For every entry that follows, return the words exactly and omit any picture.

==== Given information ====

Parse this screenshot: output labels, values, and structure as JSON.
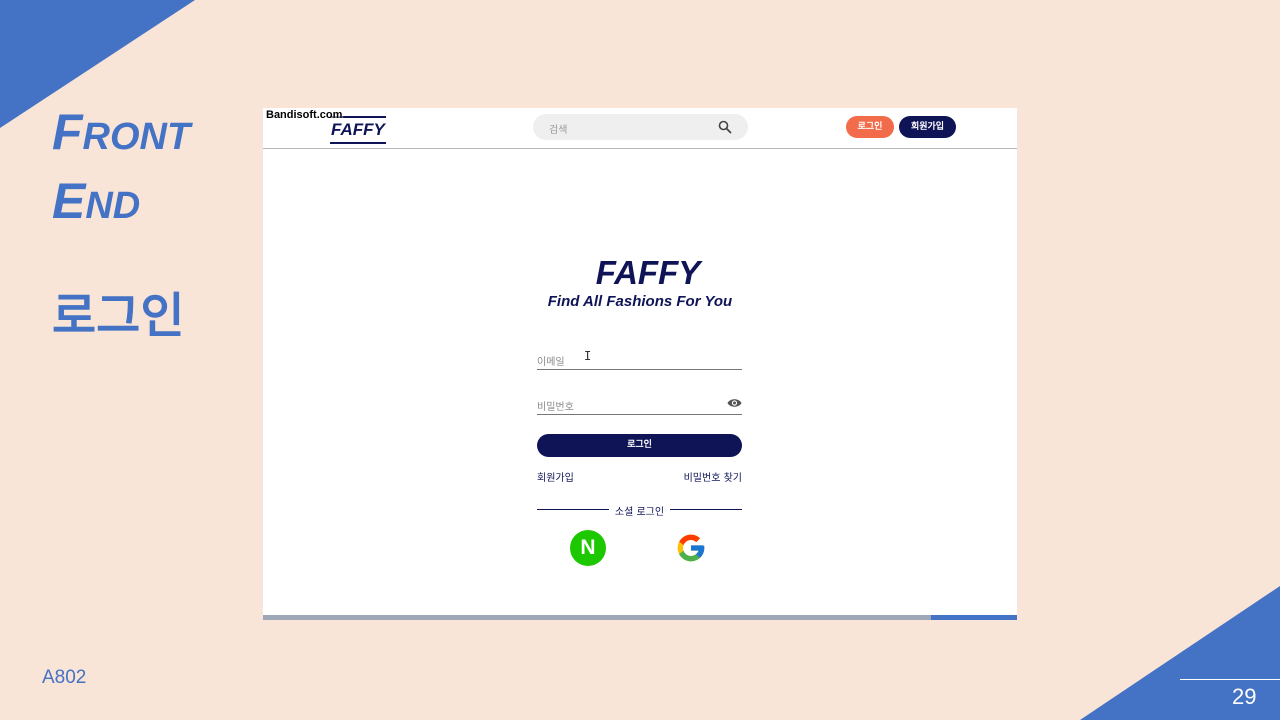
{
  "slide": {
    "title_line1_first": "F",
    "title_line1_rest": "RONT",
    "title_line2_first": "E",
    "title_line2_rest": "ND",
    "subtitle": "로그인",
    "footer_code": "A802",
    "page_number": "29",
    "accent_color": "#4472c4",
    "background_color": "#f9e4d8"
  },
  "screenshot": {
    "watermark": "Bandisoft.com",
    "nav": {
      "logo": "FAFFY",
      "search_placeholder": "검색",
      "login_label": "로그인",
      "signup_label": "회원가입"
    },
    "brand": {
      "name": "FAFFY",
      "tagline": "Find All Fashions For You"
    },
    "form": {
      "email_placeholder": "이메일",
      "password_placeholder": "비밀번호",
      "submit_label": "로그인",
      "signup_link": "회원가입",
      "find_password_link": "비밀번호 찾기",
      "social_divider": "소셜 로그인",
      "naver_letter": "N"
    },
    "colors": {
      "navy": "#0f1457",
      "orange": "#f26b4a",
      "naver_green": "#1ec800"
    }
  }
}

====

#### [Answer to this exercise]
Parse this screenshot: output labels, values, and structure as JSON.
{
  "slide": {
    "title_line1_first": "F",
    "title_line1_rest": "RONT",
    "title_line2_first": "E",
    "title_line2_rest": "ND",
    "subtitle": "로그인",
    "footer_code": "A802",
    "page_number": "29",
    "accent_color": "#4472c4",
    "background_color": "#f9e4d8"
  },
  "screenshot": {
    "watermark": "Bandisoft.com",
    "nav": {
      "logo": "FAFFY",
      "search_placeholder": "검색",
      "login_label": "로그인",
      "signup_label": "회원가입"
    },
    "brand": {
      "name": "FAFFY",
      "tagline": "Find All Fashions For You"
    },
    "form": {
      "email_placeholder": "이메일",
      "password_placeholder": "비밀번호",
      "submit_label": "로그인",
      "signup_link": "회원가입",
      "find_password_link": "비밀번호 찾기",
      "social_divider": "소셜 로그인",
      "naver_letter": "N"
    },
    "colors": {
      "navy": "#0f1457",
      "orange": "#f26b4a",
      "naver_green": "#1ec800"
    }
  }
}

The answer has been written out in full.